(Reuters) -Evolyn said on Wednesday it agreed to purchase 12 trains from Alstom for its planned high-speed rail service under the English Channel, which aims to challenge Eurostar’s monopoly on the connection.
The purchase of 12 trains from France’s Alstom could be expanded to 16 trains, Evolyn said in a statement.
“It would be the first time, after 30 years of Eurostar’s monopoly, that a competitor has entered the market,” an Evolyn spokesperson told Reuters.
Alstom, whose shares have recently plunged after a cash warning from a slowdown in orders, said in an e-mail that it “confirms being in discussions with Evolyn,”.
The maker of France’s iconic TGV train did not however provide further details.
The total investment in the Evolyn project is 1 billion pounds ($1.23 billion), Evolyn said in a statement, adding the trains are expected to start running in 2025, with the service in full operation in 2026.
“The owners or shareholders of this consortium are French and British partners, both industrialists and investment funds, as well as financiers, and long-standing railway professionals, and international funds interested in the project,” a spokesperson for Evolyn told Reuters on Wednesday.
It did not specify who exactly the project’s investors were, and what their participation is, as this is pending finalization.
Eurostar runs a lucrative business connecting London and mainland Europe via high-speed rail, having made a record core profit of 332 million euros ($352.48 million) for 2022. The company said in June that its London-Netherlands route has seen passenger volumes more than double when compared to pre-pandemic levels.
Media had reported that Spanish industrialist family Cosmen, an investor in coach and train company Mobico – formerly National Express – was one of the investors.
Mobico told Reuters in an e-mail on Wednesday that it was not part of the consortium.
Getlink, the French operator of transport infrastructure in the underwater Channel Tunnel, did not immediately respond to a request for comment.
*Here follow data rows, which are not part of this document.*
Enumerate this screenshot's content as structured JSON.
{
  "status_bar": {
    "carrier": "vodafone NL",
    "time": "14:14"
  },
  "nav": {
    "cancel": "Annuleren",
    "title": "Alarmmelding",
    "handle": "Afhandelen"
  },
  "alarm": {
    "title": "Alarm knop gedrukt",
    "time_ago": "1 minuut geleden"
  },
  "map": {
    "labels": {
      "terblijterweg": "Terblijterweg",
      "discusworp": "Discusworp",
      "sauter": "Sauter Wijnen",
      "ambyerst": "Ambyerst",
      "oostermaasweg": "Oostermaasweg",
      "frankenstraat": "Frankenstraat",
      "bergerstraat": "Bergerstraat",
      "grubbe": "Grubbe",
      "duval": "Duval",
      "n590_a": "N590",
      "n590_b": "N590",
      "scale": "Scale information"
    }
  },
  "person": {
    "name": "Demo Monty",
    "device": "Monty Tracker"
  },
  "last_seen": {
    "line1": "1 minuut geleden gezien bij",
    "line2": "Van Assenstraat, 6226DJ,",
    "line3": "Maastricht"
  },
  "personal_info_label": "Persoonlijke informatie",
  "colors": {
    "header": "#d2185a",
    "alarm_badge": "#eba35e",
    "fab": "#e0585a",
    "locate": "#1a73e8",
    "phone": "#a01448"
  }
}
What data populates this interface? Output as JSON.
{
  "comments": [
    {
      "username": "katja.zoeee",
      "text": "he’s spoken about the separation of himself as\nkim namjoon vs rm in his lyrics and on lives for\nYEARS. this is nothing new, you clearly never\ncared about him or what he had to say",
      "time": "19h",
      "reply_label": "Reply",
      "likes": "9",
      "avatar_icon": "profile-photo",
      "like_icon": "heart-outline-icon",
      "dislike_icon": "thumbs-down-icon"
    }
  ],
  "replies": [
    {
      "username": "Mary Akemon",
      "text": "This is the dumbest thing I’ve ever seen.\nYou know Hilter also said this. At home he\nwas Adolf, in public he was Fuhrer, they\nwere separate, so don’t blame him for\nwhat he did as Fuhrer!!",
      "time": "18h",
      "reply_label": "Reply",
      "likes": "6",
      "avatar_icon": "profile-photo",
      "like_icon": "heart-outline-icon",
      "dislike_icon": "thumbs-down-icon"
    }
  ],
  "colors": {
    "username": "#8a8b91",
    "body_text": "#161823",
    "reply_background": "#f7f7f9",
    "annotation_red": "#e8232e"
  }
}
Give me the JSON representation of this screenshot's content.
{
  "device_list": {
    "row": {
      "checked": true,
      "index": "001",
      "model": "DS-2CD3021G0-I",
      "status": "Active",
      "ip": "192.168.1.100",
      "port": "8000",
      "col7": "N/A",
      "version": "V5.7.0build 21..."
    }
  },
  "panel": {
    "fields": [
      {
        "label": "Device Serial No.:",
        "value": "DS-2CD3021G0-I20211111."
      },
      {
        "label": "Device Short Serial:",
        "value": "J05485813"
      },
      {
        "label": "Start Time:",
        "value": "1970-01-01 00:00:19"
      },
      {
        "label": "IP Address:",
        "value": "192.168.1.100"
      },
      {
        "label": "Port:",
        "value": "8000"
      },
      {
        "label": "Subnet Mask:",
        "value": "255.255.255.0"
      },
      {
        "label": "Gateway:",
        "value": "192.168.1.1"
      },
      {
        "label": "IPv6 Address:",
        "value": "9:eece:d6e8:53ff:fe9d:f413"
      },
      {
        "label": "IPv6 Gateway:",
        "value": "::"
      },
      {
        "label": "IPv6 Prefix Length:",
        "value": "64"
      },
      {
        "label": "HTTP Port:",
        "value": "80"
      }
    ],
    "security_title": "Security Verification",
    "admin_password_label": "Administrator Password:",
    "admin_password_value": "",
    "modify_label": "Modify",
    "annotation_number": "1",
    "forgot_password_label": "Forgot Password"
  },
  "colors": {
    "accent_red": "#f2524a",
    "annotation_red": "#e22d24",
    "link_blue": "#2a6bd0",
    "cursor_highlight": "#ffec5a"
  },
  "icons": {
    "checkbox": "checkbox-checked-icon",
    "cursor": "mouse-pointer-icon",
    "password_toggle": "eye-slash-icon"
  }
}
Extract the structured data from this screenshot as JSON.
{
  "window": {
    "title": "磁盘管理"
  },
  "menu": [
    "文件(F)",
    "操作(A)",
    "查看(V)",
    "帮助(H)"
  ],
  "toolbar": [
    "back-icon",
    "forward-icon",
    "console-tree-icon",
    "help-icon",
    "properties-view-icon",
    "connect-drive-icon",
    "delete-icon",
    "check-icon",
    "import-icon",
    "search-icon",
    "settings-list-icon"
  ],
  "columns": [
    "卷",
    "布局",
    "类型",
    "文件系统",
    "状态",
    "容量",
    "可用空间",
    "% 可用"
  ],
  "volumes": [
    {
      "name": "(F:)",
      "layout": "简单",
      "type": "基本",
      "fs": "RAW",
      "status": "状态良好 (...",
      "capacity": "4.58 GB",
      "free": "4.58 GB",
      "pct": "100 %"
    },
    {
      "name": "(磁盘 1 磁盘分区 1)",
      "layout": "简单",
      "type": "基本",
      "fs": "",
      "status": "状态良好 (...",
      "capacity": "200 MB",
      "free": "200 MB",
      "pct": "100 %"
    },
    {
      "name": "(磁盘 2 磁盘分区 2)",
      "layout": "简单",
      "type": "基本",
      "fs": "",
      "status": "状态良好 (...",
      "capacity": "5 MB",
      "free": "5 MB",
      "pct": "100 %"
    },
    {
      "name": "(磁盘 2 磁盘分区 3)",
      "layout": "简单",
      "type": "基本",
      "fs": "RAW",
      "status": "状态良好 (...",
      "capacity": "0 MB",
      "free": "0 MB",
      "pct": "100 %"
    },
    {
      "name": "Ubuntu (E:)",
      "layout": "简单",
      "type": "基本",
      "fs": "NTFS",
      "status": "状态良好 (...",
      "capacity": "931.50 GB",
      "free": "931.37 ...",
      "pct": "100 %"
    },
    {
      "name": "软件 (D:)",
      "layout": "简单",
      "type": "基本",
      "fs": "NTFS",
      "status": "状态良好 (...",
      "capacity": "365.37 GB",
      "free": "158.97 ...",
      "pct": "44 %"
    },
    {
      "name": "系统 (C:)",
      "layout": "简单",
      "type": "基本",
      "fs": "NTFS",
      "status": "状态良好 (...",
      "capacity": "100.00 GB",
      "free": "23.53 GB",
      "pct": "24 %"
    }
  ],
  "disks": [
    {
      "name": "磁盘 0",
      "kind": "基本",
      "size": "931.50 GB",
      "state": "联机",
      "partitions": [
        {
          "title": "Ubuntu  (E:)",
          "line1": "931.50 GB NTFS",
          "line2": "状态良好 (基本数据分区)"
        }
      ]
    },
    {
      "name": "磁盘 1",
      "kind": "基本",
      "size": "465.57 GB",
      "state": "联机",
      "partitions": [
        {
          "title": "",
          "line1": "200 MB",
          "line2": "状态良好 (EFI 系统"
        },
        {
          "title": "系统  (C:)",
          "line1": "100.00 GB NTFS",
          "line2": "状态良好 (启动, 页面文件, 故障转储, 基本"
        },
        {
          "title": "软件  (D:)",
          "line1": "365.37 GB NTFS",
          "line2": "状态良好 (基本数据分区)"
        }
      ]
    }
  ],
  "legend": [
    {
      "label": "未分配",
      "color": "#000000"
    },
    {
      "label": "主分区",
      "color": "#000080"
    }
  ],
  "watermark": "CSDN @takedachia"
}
($1 = 0.8140 pounds)
($1 = 0.9419 euros)
(Reporting by Diana Mandiá, Clément Martinot and Olivier Sorgho; Editing by Louise Heavens and Sharon Singleton)